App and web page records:
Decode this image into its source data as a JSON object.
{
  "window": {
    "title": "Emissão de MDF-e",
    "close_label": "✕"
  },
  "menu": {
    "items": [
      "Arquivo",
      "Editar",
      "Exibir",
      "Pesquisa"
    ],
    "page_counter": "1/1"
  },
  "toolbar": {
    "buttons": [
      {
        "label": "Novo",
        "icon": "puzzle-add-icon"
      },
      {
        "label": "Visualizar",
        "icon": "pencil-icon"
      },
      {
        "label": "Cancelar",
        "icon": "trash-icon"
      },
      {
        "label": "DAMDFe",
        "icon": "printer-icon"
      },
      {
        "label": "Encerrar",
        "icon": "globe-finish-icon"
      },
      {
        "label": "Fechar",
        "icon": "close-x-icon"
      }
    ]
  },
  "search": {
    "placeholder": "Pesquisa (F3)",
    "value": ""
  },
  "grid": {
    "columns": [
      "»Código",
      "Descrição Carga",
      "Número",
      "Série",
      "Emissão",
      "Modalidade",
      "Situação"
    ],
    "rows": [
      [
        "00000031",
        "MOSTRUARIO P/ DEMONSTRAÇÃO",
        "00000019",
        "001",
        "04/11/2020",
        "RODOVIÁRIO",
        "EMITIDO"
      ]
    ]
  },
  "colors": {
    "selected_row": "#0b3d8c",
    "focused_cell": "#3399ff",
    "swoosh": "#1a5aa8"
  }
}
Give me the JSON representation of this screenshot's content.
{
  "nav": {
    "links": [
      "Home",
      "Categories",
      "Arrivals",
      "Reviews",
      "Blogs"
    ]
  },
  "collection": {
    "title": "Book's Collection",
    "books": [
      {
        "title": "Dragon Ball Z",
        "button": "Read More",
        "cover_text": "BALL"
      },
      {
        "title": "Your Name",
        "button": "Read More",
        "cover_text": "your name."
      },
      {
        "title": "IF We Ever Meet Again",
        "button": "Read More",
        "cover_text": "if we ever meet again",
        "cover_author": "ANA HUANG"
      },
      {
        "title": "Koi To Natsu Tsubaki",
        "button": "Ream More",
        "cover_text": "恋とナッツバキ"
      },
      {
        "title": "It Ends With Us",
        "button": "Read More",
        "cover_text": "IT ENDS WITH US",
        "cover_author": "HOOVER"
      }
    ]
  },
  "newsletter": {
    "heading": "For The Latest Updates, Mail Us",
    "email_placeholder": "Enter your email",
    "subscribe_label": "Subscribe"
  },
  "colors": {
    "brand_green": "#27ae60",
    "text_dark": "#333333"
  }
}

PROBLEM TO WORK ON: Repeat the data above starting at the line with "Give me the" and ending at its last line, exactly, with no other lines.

OUTPUT OF THE TASK:
Give me the JSON representation of this screenshot's content.
{
  "nav": {
    "links": [
      "Home",
      "Categories",
      "Arrivals",
      "Reviews",
      "Blogs"
    ]
  },
  "collection": {
    "title": "Book's Collection",
    "books": [
      {
        "title": "Dragon Ball Z",
        "button": "Read More",
        "cover_text": "BALL"
      },
      {
        "title": "Your Name",
        "button": "Read More",
        "cover_text": "your name."
      },
      {
        "title": "IF We Ever Meet Again",
        "button": "Read More",
        "cover_text": "if we ever meet again",
        "cover_author": "ANA HUANG"
      },
      {
        "title": "Koi To Natsu Tsubaki",
        "button": "Ream More",
        "cover_text": "恋とナッツバキ"
      },
      {
        "title": "It Ends With Us",
        "button": "Read More",
        "cover_text": "IT ENDS WITH US",
        "cover_author": "HOOVER"
      }
    ]
  },
  "newsletter": {
    "heading": "For The Latest Updates, Mail Us",
    "email_placeholder": "Enter your email",
    "subscribe_label": "Subscribe"
  },
  "colors": {
    "brand_green": "#27ae60",
    "text_dark": "#333333"
  }
}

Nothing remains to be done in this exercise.